By JAYSON DIMAANO
Ethan Peters’ Hills for Health fundraising run in support of the Centre for Addiction and Mental Health (CAMH) was a huge success.
Peters completed the 111-kilometre run up and down the streets between Kingston Road and Queen Street East in the Beach on Sunday, Feb. 28. Starting at 4 a.m., he did close to 10-and-a-half-hours of running, finishing just after 2:30 p.m.
He said he got tremendous support from the community along the way.
“It was spectacular. I was completely blown away. On Scarborough Road, about five or six houses on both sides were cheering, smashing pots,” said Peters who lives on Hambly Avenue in the Beach.
“Every time I’d come down to Queen Street, people were cheering me on. Some family members walked down and along the hills. They cheered me on from the corners.”
Peters said he woke up at about 2:30 a.m. and he had a big bowl of oatmeal. He had three portions of every meal the week before his run (three breakfasts, three lunches, three dinners). While stacking up, he burnt all the calories during his run.

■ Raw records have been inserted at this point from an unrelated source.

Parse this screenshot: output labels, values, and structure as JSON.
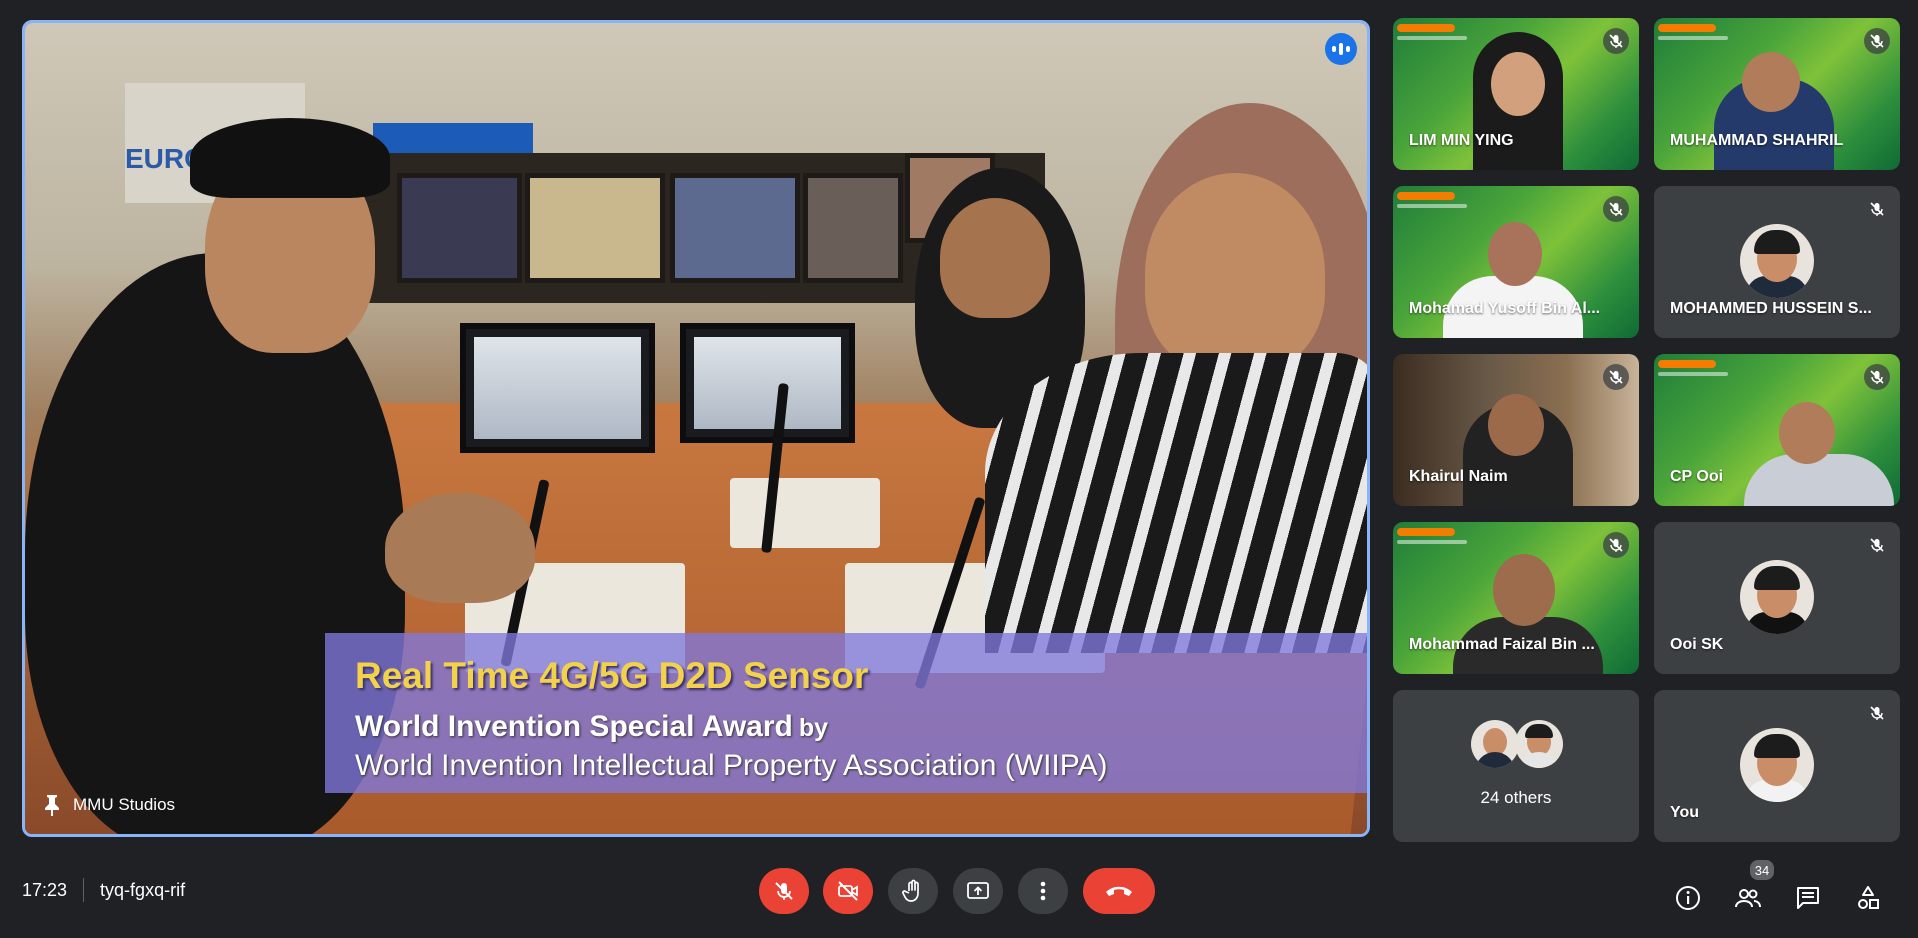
{
  "main_tile": {
    "presenter_name": "MMU Studios",
    "banner": {
      "title": "Real Time 4G/5G D2D Sensor",
      "award": "World Invention Special Award",
      "by": "by",
      "org": "World Invention Intellectual Property Association (WIIPA)"
    },
    "wall_sign": "EURO",
    "active_speaker_color": "#1a73e8",
    "border_color": "#8ab4f8"
  },
  "participants": [
    {
      "name": "LIM MIN YING",
      "muted": true,
      "background": "green-banner"
    },
    {
      "name": "MUHAMMAD SHAHRIL",
      "muted": true,
      "background": "green-banner"
    },
    {
      "name": "Mohamad Yusoff Bin Al...",
      "muted": true,
      "background": "green-banner"
    },
    {
      "name": "MOHAMMED HUSSEIN S...",
      "muted": true,
      "background": "avatar"
    },
    {
      "name": "Khairul Naim",
      "muted": true,
      "background": "office"
    },
    {
      "name": "CP Ooi",
      "muted": true,
      "background": "green-banner"
    },
    {
      "name": "Mohammad Faizal Bin ...",
      "muted": true,
      "background": "green-banner"
    },
    {
      "name": "Ooi SK",
      "muted": true,
      "background": "avatar"
    },
    {
      "name": "24 others",
      "muted": false,
      "background": "group"
    },
    {
      "name": "You",
      "muted": true,
      "background": "avatar"
    }
  ],
  "bottom_bar": {
    "time": "17:23",
    "meeting_code": "tyq-fgxq-rif",
    "controls": [
      "mic-off-icon",
      "camera-off-icon",
      "raise-hand-icon",
      "present-icon",
      "more-options-icon",
      "end-call-icon"
    ],
    "people_count": "34",
    "right_icons": [
      "info-icon",
      "people-icon",
      "chat-icon",
      "activities-icon"
    ]
  },
  "colors": {
    "background": "#202124",
    "tile": "#3c4043",
    "danger": "#ea4335"
  }
}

One of the main things he had on his run to keep him energized was chips, pretzels, bananas and oranges.
“I had Clif Bloks. I also had this endurance candy called ‘Stingers’. Those are my “pick me ups”, my “something that tastes delicious” or “I need some caffeine,” he explained.
“Everytime I went to one of the houses I chose (for pit stops), I had crushed potato chips. I’d alternate with water and a sports drink (Gatorade, Powerade) and I alternate with the potato chips and bananas and avocados.”
As of March 1 at 5 p.m., Peters had raised a total of $18,839 on GoFundMe, surpassing his goal of $11,160. He has a private donor as well that is giving $10,000 for a total of $28,839.
“It’s still growing. When I went to bed on Saturday night, I woke up five hours later and I raised an additional $2,000. It was getting more publicity, people were interested in it. The day of the run, more people followed me on Instagram and liked me on Facebook. I knew this would happen, but I didn’t it was going to be (this big).”
Peters said he doesn’t plan on running again until at least until Wednesday or Thursday of this week, and won’t run at his normal speed for the next week and a half.
He said the recovery after running 111 kilometres of more than 10 hours consists of lots of sleep and rest.
“The last two times I’ve gotten sick after because your immune system gets completely busted. I’ve been eating really well, drinking lots of water, washing my hands a lot. That is something I have to be careful about, especially with COVID-19.”
Peters is thankful for all the support from the family and the community.
“The energy that I felt yesterday (Feb. 28) was spectacular. It was not running 111,000 kilometres. It was about mental health, bringing awareness to mental health and raising money for mental health. Feeling the support and love from everyone who came out, smiled, banged their pots and even opened their door for two seconds. The simplicity of their actions bring joy to mind and motivate me to go faster.”
He plans to close his GoFundMe page on Sunday, March 7.
Donations to CAMH can still be made at any time.
Those wanting to donate to his GoFundMe campaign can do so at https://www.gofundme.com/f/hills-for-health